1684–1701, Richard and Elizabeth Hooper

Richard Hooper purchased an eleven acre farm including the land this house sits on, on February 14, 1684, for 45 pounds. He lived here with his wife and two children until he died on December 8, 1690. The inventory of his estate included a house that was well furnished with books “beyond a bible,” a barn, an orchard, cattle, pigs, horses, and a servant.

Prior to purchasing the land, there is no mention of Hooper in the records of Cambridge or Watertown and it is believed that he moved to the area from New Hampshire. In the intensely insular Puritan communities, being from another colony would have raised some suspicion. He worked in medicine, but in what capacity is unclear. He is referred to as a physician in records of the purchase of the farm, but in a court case he is referred to as a surgeon. These different positions would have placed him in radically different social classes.

Soon after Richard’s death his wife, Elizabeth, fell on hard times. In 1691 she petitioned the selectmen of Watertown to keep an inn and to serve alcohol. Within a year she was reprimanded for entertaining questionable guests, and by the time of her death in 1701 the house was virtually empty, lacking even a sheet to wrap the corpse. Was this because the family were outsiders? Because Richard was a surgeon?

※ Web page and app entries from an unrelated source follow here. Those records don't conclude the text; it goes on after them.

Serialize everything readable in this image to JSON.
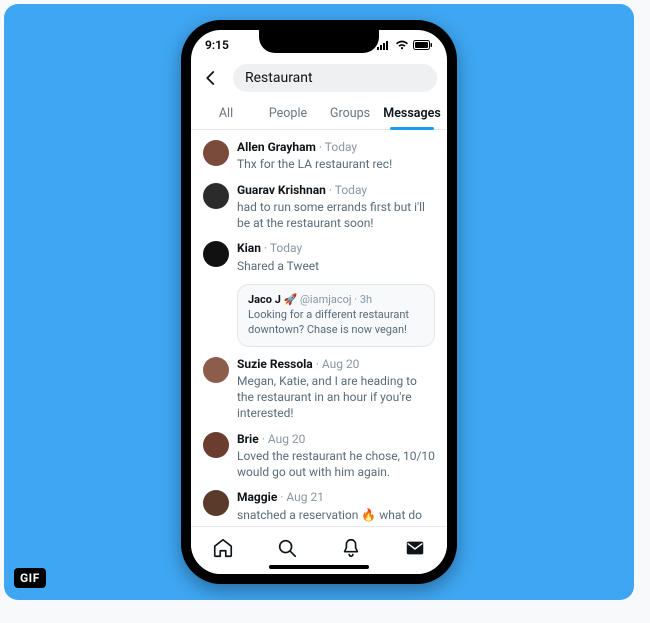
{
  "badge": {
    "gif": "GIF"
  },
  "status": {
    "time": "9:15"
  },
  "search": {
    "back_icon": "back",
    "query": "Restaurant"
  },
  "tabs": [
    {
      "label": "All",
      "active": false
    },
    {
      "label": "People",
      "active": false
    },
    {
      "label": "Groups",
      "active": false
    },
    {
      "label": "Messages",
      "active": true
    }
  ],
  "messages": [
    {
      "name": "Allen Grayham",
      "time": "Today",
      "text": "Thx for the LA restaurant rec!",
      "avatar_color": "#7a4a3a"
    },
    {
      "name": "Guarav Krishnan",
      "time": "Today",
      "text": "had to run some errands first but i'll be at the restaurant soon!",
      "avatar_color": "#2b2b2b"
    },
    {
      "name": "Kian",
      "time": "Today",
      "text": "Shared a Tweet",
      "avatar_color": "#111111",
      "embed": {
        "name": "Jaco J",
        "emoji": "🚀",
        "handle": "@iamjacoj",
        "etime": "3h",
        "text": "Looking for a different restaurant downtown? Chase is now vegan!"
      }
    },
    {
      "name": "Suzie Ressola",
      "time": "Aug 20",
      "text": "Megan, Katie, and I are heading to the restaurant in an hour if you're interested!",
      "avatar_color": "#8b5d4a"
    },
    {
      "name": "Brie",
      "time": "Aug 20",
      "text": "Loved the restaurant he chose, 10/10 would go out with him again.",
      "avatar_color": "#6b3d2e"
    },
    {
      "name": "Maggie",
      "time": "Aug 21",
      "text": "snatched a reservation 🔥 what do you think the restaurant's dress code is like?",
      "avatar_color": "#5a3a2a"
    }
  ],
  "bottom_nav": {
    "home": "home-icon",
    "search": "search-icon",
    "notifications": "bell-icon",
    "messages": "mail-icon"
  }
}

Or was it just the harsh climate of Puritan New England?

1701–1722, Henry Hooper
1733–1758, Cornelius Waldo
1758–1802, Judge Joseph Lee
1802–1808, Thomas Lee
1808–1814, John Appleton
1814–1860, Benjamin and Deborah Carpenter
1850–1892, George and Susan Nichols
1893–1898, Henry Lee
1898–1916, John White Treadwell Nichols
1916–1923, Austin and Amelia White
1923–1957, William and Frances Emerson

Explore the Rooms of the HLN House

The Bosphorus Room

The Bosphorus Room

This room and the Naples Room pictured above are the two oldest in the house. Our recent dendrochronology dates the main support beam below this room to 1685.

At that time this room would have looked very different. It was most likely built in the style once known to architectural historians as First Period, with exposed beams featuring decorative cuts.

Richard Hooper, his wife Elizabeth, and two children lived here until he died in 1690. Soon after his death, Elizabeth fell on hard times. By the time of her death in 1701, the house was empty, lacking even a sheet to wrap her corpse. Following Elizabeth Hooper’s death the house was left empty for 15 years. In 1716 the house was reclaimed by Henry Hooper, the son of Richard and Elizabeth. He may have replaced part of the termite-damaged structure of this room.

The room was updated in the Georgian style in the 1700s. Our paint analysis has shown that this process happened in multiple stages. It is likely that the first changes were made by Cornelius Waldo who advertised the house for rent as a country seat for a gentleman. Waldo sold the house to Joseph Lee in 1758. Lee completed the Georgianization of the room, adding such features as the furred out walls and window seats.

The most notable feature of this room, the wallpaper, was installed in 1856 by George and Susan Nichols. The paper was printed by the leading Parisian scenic wallpaper company, Joseph Dufour et Cie. It depicts scenes of the Bosphorus in Turkey and was installed to match the earlier wallpaper on the second floor.

Our exploration of the room has revealed some curious facts. The oak structure behind the south and west walls shows 17th-century details one would expect. However, the structure under the north and east walls is made from pine wood and does not show the expected decorations. These structural beams have been covered since the middle of the 18th century. Why they don’t match from one side to the other is a mystery.

The Chandler Room
The East Chamber
The East Parlor
The Naples Room